UK food prices to rise in 2021 without EU trade deal, BRC warns
The British Retail Consortium has urged the UK Government to reach the best deal possible with the EU, secure continuity of other existing trade deals covering the UK and then focus on countries where there are not currently preferential trade deals in place.
The British Retail Consortium (BRC) has released a report, “Why Tariffs are Bad News for UK Consumers”, which has called on the UK Government and the EU to negotiate a zero-tariff trade deal to avoid retail and food prices increasing for consumers in 2021.
The EU is the UK’s largest trading partner and the source of a huge amount of the goods that consumers buy. Four-fifths of UK food imports come from the EU and EU imports also play a key role in the supply chains for fashion, homeware, and other retail sectors.
In May, the UK published its new tariff schedule, which will apply from 1 January 2021 if a deal is not agreed. Under the schedule, 85 percent of foods imported from the EU will face tariffs of more than five percent. This includes 48 percent on beef mince, 16 percent on cucumbers, and 57 percent on cheddar cheese. The average tariff on food imported from the EU would be over 20 percent, the report highlighted.
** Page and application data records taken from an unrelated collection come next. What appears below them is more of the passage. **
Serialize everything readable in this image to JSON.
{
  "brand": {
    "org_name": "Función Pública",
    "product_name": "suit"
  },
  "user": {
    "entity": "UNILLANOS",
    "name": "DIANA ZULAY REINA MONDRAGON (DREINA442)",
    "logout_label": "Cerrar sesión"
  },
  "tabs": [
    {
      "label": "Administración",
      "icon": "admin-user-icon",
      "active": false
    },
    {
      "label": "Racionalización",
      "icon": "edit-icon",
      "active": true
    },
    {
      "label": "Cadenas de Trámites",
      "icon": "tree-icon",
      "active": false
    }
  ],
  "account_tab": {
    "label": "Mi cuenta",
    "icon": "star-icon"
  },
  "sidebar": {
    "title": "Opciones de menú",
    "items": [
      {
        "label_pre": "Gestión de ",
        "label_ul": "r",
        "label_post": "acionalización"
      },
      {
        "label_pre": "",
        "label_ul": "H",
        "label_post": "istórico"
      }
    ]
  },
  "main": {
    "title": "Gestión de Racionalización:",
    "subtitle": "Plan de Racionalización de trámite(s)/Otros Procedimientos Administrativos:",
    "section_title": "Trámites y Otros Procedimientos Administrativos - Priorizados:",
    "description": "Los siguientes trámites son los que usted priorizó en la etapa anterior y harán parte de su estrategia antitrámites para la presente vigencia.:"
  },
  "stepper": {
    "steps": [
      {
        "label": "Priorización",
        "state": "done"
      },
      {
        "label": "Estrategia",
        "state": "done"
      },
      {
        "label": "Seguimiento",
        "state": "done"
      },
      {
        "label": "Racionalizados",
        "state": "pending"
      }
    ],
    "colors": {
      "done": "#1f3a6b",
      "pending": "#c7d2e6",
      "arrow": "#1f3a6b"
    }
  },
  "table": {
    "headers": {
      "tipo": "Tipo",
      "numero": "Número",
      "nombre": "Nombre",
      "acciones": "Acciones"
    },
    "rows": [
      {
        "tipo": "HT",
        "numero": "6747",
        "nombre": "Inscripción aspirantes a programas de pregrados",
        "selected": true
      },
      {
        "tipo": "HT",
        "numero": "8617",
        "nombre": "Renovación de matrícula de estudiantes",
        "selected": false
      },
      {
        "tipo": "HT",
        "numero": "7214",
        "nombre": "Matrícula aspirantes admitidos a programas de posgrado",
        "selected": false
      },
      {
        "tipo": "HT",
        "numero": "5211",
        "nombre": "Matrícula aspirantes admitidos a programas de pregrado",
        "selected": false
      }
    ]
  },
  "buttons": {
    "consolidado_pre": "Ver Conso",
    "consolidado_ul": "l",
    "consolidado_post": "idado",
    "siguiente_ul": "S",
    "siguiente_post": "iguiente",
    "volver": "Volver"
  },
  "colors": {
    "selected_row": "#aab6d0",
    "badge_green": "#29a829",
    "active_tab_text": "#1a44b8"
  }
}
The report also indicated that, given the highly competitive nature of retail, the industry cannot absorb all these increased costs, meaning the public would face higher retail and food prices from 1 January 2021. With the coronavirus crisis already having a major impact on consumer spending, the report authors argued that it is more important than ever that Government agrees a deal that does not lead to price increases in shops and online.
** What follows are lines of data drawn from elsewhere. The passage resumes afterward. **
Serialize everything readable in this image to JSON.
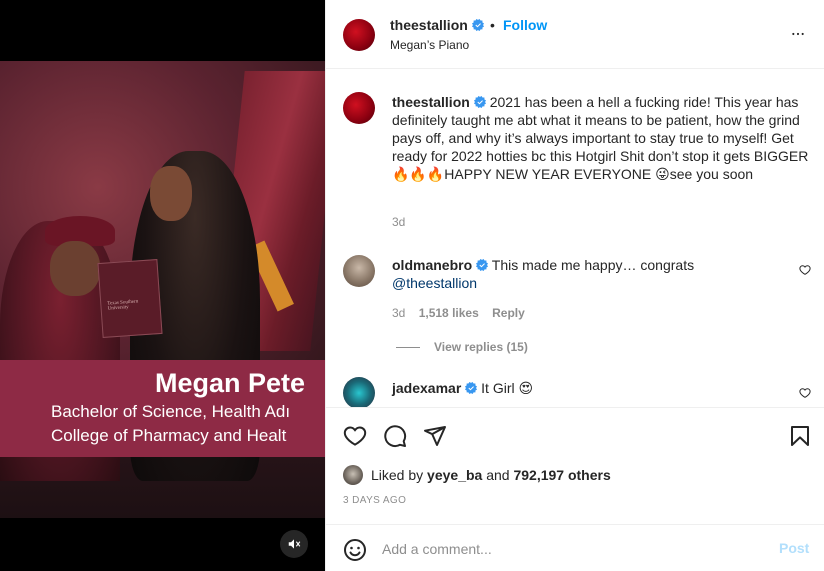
{
  "colors": {
    "accent": "#0095f6",
    "verified": "#3897f0",
    "mention": "#00376b",
    "muted": "#8e8e8e",
    "post_disabled": "#b2dffc",
    "lower_third": "#8e2a45"
  },
  "media": {
    "lower_third": {
      "name": "Megan Pete",
      "line1": "Bachelor of Science, Health Adı",
      "line2": "College of Pharmacy and Healt"
    },
    "diploma_text": "Texas Southern University",
    "mute_icon": "speaker-muted-icon"
  },
  "header": {
    "username": "theestallion",
    "dot": "•",
    "follow_label": "Follow",
    "subtitle": "Megan’s Piano",
    "more_icon": "more-horizontal-icon"
  },
  "caption": {
    "username": "theestallion",
    "text_part1": "2021 has been a hell a fucking ride! This year has definitely taught me abt what it means to be patient, how the grind pays off, and why it’s always important to stay true to myself! Get ready for 2022 hotties bc this Hotgirl Shit don’t stop it gets BIGGER",
    "emoji_fire": "🔥🔥🔥",
    "text_part2": "HAPPY NEW YEAR EVERYONE",
    "emoji_wink": "😜",
    "text_part3": "see you soon",
    "time": "3d"
  },
  "comments": [
    {
      "username": "oldmanebro",
      "text": "This made me happy… congrats",
      "mention": "@theestallion",
      "time": "3d",
      "likes": "1,518 likes",
      "reply_label": "Reply",
      "view_replies": "View replies (15)"
    },
    {
      "username": "jadexamar",
      "text": "It Girl",
      "emoji": "😍"
    }
  ],
  "actions": {
    "icons": [
      "heart-icon",
      "comment-icon",
      "share-icon",
      "bookmark-icon"
    ],
    "liked_by_prefix": "Liked by",
    "liked_by_user": "yeye_ba",
    "liked_by_and": "and",
    "liked_by_count": "792,197 others",
    "date": "3 DAYS AGO"
  },
  "add_comment": {
    "placeholder": "Add a comment...",
    "post_label": "Post",
    "emoji_icon": "smiley-icon"
  }
}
The deal must keep the impact of non-tariff barriers, such as new regulatory checks, as low as possible to maintain choice and availability, the report urged.
“The next few months are critical to the living standards of millions of people in the UK. For decades, British households have enjoyed great value, quality, and choice, making it a great place to shop. However, without a tariff-free deal with the EU, the public will see higher prices in supermarkets from next year, squeezing millions of families already impacted by the current economic downturn. This is not the fair deal that consumers were promised,” said Andrew Opie, Director of Food & Sustainability the British Retail Consortium.
“Many UK shoppers experienced disruption in the run up to lockdown; without a deal, the public may face an even bigger challenge at the end of the Transition period. With the clock ticking down to 31 December, the Government must put consumers first and agree a deal that avoids tariffs and minimises the impact of non-tariff barriers. This would prevent harm to shoppers, retailers and the wider economy.”